Locate every line in the records below that holds the word "name" and return each one.
▬▬▬▬▬▬
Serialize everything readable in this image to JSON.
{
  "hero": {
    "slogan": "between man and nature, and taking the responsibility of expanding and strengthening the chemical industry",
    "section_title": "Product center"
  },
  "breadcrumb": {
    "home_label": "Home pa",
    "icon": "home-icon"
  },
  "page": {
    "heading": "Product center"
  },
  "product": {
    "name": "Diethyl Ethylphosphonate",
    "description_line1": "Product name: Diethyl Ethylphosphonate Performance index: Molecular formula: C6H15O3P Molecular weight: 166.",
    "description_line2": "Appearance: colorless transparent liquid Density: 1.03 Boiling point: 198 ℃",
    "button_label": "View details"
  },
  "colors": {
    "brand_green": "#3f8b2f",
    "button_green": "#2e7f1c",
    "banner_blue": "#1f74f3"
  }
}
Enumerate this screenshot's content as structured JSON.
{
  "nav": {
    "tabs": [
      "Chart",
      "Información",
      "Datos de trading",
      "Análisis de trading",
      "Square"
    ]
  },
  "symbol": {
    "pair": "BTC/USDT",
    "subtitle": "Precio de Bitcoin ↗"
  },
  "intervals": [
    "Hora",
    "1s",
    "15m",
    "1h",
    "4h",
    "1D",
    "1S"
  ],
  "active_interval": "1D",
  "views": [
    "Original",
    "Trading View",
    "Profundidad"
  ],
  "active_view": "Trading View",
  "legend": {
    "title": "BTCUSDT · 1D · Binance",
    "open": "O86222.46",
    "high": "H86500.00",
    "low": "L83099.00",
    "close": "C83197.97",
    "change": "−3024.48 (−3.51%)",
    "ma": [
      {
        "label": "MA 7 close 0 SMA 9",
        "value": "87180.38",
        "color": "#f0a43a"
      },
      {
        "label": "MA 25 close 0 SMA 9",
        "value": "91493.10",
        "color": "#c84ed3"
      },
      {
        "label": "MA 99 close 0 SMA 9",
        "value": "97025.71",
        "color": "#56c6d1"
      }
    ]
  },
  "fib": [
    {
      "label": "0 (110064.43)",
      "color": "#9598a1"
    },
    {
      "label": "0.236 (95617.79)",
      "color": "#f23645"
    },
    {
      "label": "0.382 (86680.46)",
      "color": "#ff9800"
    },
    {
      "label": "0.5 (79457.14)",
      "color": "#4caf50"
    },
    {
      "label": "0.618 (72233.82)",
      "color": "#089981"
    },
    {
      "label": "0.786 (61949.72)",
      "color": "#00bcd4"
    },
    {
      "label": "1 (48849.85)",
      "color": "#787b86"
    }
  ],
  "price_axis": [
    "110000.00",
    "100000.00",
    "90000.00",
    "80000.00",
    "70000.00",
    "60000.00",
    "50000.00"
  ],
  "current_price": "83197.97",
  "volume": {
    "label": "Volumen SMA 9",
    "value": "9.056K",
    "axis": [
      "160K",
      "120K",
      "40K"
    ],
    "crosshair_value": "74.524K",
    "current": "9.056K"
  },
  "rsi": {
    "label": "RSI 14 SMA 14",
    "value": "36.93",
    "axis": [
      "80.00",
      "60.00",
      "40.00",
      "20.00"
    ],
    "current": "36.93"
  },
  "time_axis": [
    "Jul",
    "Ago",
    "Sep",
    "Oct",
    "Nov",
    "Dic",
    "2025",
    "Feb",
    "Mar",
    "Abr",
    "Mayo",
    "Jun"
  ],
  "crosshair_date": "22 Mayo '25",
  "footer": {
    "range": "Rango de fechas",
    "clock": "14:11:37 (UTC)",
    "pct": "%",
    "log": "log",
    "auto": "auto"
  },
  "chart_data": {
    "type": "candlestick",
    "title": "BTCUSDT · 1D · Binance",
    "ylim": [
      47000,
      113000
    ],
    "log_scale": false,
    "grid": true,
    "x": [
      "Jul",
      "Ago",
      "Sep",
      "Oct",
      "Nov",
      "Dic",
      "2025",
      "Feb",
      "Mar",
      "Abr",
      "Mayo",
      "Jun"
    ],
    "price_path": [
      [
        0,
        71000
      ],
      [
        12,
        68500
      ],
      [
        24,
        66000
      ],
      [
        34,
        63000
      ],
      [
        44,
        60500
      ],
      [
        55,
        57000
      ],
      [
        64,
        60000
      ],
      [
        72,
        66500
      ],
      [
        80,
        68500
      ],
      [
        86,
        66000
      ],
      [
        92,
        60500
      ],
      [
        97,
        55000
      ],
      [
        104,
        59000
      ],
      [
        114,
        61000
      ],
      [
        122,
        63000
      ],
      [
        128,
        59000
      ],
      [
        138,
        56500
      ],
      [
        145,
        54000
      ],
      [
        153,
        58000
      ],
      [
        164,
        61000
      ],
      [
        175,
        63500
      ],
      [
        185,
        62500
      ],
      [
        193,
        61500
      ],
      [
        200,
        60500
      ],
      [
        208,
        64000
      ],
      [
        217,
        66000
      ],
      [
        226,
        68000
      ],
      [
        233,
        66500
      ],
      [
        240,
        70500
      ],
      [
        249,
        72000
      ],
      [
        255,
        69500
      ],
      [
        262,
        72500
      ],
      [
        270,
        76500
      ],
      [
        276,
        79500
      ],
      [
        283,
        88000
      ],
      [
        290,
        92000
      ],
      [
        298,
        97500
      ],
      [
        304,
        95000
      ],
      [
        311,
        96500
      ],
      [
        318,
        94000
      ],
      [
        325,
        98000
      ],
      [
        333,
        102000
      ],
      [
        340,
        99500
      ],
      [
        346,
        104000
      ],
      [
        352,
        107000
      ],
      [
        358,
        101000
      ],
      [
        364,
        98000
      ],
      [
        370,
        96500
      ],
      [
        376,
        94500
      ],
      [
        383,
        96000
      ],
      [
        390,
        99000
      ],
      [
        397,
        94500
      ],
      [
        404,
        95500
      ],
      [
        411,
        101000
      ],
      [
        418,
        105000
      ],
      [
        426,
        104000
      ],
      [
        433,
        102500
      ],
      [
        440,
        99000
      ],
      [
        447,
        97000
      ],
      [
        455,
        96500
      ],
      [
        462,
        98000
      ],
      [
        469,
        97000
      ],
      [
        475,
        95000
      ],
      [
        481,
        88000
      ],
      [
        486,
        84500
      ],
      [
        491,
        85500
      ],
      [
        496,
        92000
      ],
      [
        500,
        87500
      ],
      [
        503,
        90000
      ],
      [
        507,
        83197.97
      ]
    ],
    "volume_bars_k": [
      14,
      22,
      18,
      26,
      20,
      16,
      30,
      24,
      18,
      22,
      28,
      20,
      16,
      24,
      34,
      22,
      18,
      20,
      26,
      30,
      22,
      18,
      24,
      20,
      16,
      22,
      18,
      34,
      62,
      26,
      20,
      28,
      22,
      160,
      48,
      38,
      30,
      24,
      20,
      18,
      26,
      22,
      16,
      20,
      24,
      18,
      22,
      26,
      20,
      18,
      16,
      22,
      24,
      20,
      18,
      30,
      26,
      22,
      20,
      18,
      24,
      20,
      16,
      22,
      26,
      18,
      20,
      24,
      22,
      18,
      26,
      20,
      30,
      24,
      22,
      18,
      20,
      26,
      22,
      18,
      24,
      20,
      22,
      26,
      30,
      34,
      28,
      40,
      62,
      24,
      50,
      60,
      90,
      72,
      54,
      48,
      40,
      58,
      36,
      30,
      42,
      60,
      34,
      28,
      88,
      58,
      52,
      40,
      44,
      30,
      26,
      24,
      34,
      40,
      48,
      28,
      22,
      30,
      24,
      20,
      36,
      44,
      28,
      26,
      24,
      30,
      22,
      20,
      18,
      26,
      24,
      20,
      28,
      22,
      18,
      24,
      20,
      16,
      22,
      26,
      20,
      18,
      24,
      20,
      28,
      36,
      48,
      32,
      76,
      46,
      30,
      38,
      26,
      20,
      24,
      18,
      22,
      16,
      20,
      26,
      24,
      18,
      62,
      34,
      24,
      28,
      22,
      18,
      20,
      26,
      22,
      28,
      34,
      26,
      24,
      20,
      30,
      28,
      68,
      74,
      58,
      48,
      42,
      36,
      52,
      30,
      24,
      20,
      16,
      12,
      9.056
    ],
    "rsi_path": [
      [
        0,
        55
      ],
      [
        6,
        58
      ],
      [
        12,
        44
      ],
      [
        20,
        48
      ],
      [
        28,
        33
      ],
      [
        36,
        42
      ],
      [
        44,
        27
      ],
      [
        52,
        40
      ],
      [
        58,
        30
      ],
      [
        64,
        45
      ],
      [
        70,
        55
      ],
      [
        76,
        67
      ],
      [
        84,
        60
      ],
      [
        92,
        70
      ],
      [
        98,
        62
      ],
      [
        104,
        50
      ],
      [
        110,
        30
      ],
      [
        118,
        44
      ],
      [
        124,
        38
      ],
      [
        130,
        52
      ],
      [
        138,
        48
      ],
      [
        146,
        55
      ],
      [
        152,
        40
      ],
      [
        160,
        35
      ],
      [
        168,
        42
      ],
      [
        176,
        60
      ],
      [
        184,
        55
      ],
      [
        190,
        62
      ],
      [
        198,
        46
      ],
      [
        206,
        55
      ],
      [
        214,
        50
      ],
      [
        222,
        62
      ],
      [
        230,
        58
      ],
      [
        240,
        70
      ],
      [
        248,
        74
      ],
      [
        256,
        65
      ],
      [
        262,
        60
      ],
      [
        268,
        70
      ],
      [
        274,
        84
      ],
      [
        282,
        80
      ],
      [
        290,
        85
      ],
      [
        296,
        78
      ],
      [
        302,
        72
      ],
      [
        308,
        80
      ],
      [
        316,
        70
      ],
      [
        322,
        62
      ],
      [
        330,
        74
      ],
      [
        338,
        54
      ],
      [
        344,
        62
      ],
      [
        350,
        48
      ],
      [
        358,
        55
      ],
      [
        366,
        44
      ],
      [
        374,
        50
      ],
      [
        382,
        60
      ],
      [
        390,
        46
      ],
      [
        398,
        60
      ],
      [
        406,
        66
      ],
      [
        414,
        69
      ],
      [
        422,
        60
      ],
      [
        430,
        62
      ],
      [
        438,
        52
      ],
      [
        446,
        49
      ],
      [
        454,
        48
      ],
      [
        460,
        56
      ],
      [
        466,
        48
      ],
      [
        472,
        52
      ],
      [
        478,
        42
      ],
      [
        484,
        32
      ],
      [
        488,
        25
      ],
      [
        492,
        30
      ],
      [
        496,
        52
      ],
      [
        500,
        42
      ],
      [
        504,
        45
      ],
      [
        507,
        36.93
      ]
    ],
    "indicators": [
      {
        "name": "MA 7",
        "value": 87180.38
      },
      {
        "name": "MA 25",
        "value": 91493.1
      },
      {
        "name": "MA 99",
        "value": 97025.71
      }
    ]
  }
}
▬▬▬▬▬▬
Answer »
    "name": "Diethyl Ethylphosphonate",
    "description_line1": "Product name: Diethyl Ethylphosphonate Performance index: Molecular formula: C6H15O3P Molecular weight: 166.",
        "name": "MA 7",
        "name": "MA 25",
        "name": "MA 99",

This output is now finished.